*** Begin section ***

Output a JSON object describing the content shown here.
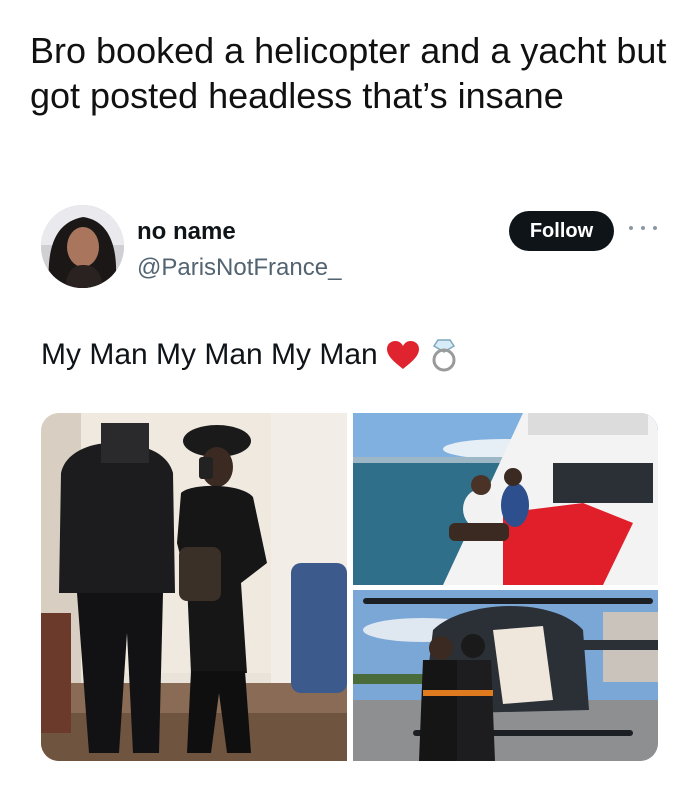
{
  "caption": "Bro booked a helicopter and a yacht but got posted headless that’s insane",
  "tweet": {
    "display_name": "no name",
    "handle": "@ParisNotFrance_",
    "follow_label": "Follow",
    "text": "My Man My Man My Man",
    "emojis": [
      "red-heart",
      "ring"
    ],
    "colors": {
      "follow_bg": "#0f1419",
      "handle": "#536471",
      "heart": "#e0242f"
    }
  },
  "media": {
    "photos": [
      "couple-mirror-photo",
      "yacht-photo",
      "helicopter-photo"
    ]
  }
}
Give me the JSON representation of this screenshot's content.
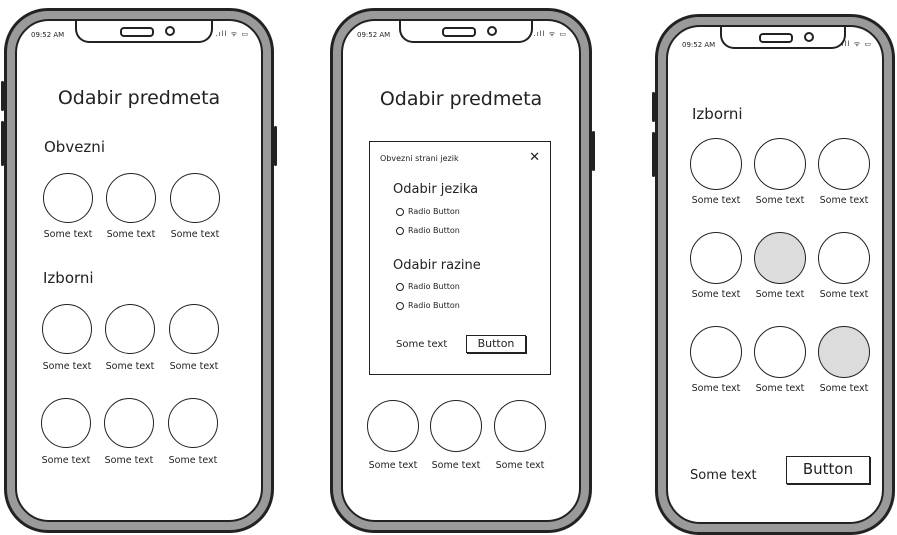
{
  "screens": [
    {
      "status_time": "09:52 AM",
      "status_icons": ".ıll ᯤ ▭",
      "title": "Odabir predmeta",
      "section1": "Obvezni",
      "section2": "Izborni",
      "labels": [
        "Some text",
        "Some text",
        "Some text",
        "Some text",
        "Some text",
        "Some text",
        "Some text",
        "Some text",
        "Some text"
      ]
    },
    {
      "status_time": "09:52 AM",
      "status_icons": ".ıll ᯤ ▭",
      "title": "Odabir predmeta",
      "dialog": {
        "title": "Obvezni strani jezik",
        "close": "✕",
        "group1": "Odabir jezika",
        "group1_options": [
          "Radio Button",
          "Radio Button"
        ],
        "group2": "Odabir razine",
        "group2_options": [
          "Radio Button",
          "Radio Button"
        ],
        "footer_text": "Some text",
        "button": "Button"
      },
      "labels": [
        "Some text",
        "Some text",
        "Some text"
      ]
    },
    {
      "status_time": "09:52 AM",
      "status_icons": ".ıll ᯤ ▭",
      "section": "Izborni",
      "labels": [
        "Some text",
        "Some text",
        "Some text",
        "Some text",
        "Some text",
        "Some text",
        "Some text",
        "Some text",
        "Some text"
      ],
      "selected": [
        4,
        8
      ],
      "footer_text": "Some text",
      "button": "Button"
    }
  ]
}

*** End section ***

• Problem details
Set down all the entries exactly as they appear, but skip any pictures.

• Response box
Output a JSON object describing the content shown here.
{
  "caption": "Bro booked a helicopter and a yacht but got posted headless that’s insane",
  "tweet": {
    "display_name": "no name",
    "handle": "@ParisNotFrance_",
    "follow_label": "Follow",
    "text": "My Man My Man My Man",
    "emojis": [
      "red-heart",
      "ring"
    ],
    "colors": {
      "follow_bg": "#0f1419",
      "handle": "#536471",
      "heart": "#e0242f"
    }
  },
  "media": {
    "photos": [
      "couple-mirror-photo",
      "yacht-photo",
      "helicopter-photo"
    ]
  }
}
Give me the JSON representation of this screenshot's content.
{
  "screens": [
    {
      "status_time": "09:52 AM",
      "status_icons": ".ıll ᯤ ▭",
      "title": "Odabir predmeta",
      "section1": "Obvezni",
      "section2": "Izborni",
      "labels": [
        "Some text",
        "Some text",
        "Some text",
        "Some text",
        "Some text",
        "Some text",
        "Some text",
        "Some text",
        "Some text"
      ]
    },
    {
      "status_time": "09:52 AM",
      "status_icons": ".ıll ᯤ ▭",
      "title": "Odabir predmeta",
      "dialog": {
        "title": "Obvezni strani jezik",
        "close": "✕",
        "group1": "Odabir jezika",
        "group1_options": [
          "Radio Button",
          "Radio Button"
        ],
        "group2": "Odabir razine",
        "group2_options": [
          "Radio Button",
          "Radio Button"
        ],
        "footer_text": "Some text",
        "button": "Button"
      },
      "labels": [
        "Some text",
        "Some text",
        "Some text"
      ]
    },
    {
      "status_time": "09:52 AM",
      "status_icons": ".ıll ᯤ ▭",
      "section": "Izborni",
      "labels": [
        "Some text",
        "Some text",
        "Some text",
        "Some text",
        "Some text",
        "Some text",
        "Some text",
        "Some text",
        "Some text"
      ],
      "selected": [
        4,
        8
      ],
      "footer_text": "Some text",
      "button": "Button"
    }
  ]
}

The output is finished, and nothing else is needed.